Interface dataset entries

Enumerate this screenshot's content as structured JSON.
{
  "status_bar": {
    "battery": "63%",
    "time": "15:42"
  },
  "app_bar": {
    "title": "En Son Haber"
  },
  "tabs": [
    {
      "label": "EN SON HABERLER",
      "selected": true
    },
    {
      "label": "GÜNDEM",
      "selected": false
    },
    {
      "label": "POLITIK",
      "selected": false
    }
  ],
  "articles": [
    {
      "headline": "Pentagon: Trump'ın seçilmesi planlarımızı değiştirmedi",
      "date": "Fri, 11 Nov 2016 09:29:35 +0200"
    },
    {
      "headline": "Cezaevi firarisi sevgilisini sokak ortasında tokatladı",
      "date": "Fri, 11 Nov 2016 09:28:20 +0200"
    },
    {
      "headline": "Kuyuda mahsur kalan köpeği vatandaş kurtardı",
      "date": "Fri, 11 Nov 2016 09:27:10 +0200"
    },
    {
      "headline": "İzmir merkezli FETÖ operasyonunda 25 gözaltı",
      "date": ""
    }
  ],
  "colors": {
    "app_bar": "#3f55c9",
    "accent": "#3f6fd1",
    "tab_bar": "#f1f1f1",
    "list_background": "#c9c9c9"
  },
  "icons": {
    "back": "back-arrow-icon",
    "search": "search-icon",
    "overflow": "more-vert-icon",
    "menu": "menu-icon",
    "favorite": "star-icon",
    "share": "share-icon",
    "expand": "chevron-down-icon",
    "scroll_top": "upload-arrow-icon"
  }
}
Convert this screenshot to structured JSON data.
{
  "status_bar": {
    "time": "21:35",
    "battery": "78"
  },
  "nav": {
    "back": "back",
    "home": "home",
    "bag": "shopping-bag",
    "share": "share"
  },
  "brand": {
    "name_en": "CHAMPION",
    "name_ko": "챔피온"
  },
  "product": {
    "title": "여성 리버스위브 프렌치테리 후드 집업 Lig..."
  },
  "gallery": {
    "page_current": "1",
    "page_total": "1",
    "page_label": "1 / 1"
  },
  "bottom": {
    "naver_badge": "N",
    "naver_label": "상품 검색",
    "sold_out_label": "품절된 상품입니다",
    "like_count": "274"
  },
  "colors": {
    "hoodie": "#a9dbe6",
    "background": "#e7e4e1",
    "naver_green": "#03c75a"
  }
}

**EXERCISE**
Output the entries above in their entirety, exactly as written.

**YOUR RESPONSE**
Enumerate this screenshot's content as structured JSON.
{
  "status_bar": {
    "battery": "63%",
    "time": "15:42"
  },
  "app_bar": {
    "title": "En Son Haber"
  },
  "tabs": [
    {
      "label": "EN SON HABERLER",
      "selected": true
    },
    {
      "label": "GÜNDEM",
      "selected": false
    },
    {
      "label": "POLITIK",
      "selected": false
    }
  ],
  "articles": [
    {
      "headline": "Pentagon: Trump'ın seçilmesi planlarımızı değiştirmedi",
      "date": "Fri, 11 Nov 2016 09:29:35 +0200"
    },
    {
      "headline": "Cezaevi firarisi sevgilisini sokak ortasında tokatladı",
      "date": "Fri, 11 Nov 2016 09:28:20 +0200"
    },
    {
      "headline": "Kuyuda mahsur kalan köpeği vatandaş kurtardı",
      "date": "Fri, 11 Nov 2016 09:27:10 +0200"
    },
    {
      "headline": "İzmir merkezli FETÖ operasyonunda 25 gözaltı",
      "date": ""
    }
  ],
  "colors": {
    "app_bar": "#3f55c9",
    "accent": "#3f6fd1",
    "tab_bar": "#f1f1f1",
    "list_background": "#c9c9c9"
  },
  "icons": {
    "back": "back-arrow-icon",
    "search": "search-icon",
    "overflow": "more-vert-icon",
    "menu": "menu-icon",
    "favorite": "star-icon",
    "share": "share-icon",
    "expand": "chevron-down-icon",
    "scroll_top": "upload-arrow-icon"
  }
}
Convert this screenshot to structured JSON data.
{
  "status_bar": {
    "time": "21:35",
    "battery": "78"
  },
  "nav": {
    "back": "back",
    "home": "home",
    "bag": "shopping-bag",
    "share": "share"
  },
  "brand": {
    "name_en": "CHAMPION",
    "name_ko": "챔피온"
  },
  "product": {
    "title": "여성 리버스위브 프렌치테리 후드 집업 Lig..."
  },
  "gallery": {
    "page_current": "1",
    "page_total": "1",
    "page_label": "1 / 1"
  },
  "bottom": {
    "naver_badge": "N",
    "naver_label": "상품 검색",
    "sold_out_label": "품절된 상품입니다",
    "like_count": "274"
  },
  "colors": {
    "hoodie": "#a9dbe6",
    "background": "#e7e4e1",
    "naver_green": "#03c75a"
  }
}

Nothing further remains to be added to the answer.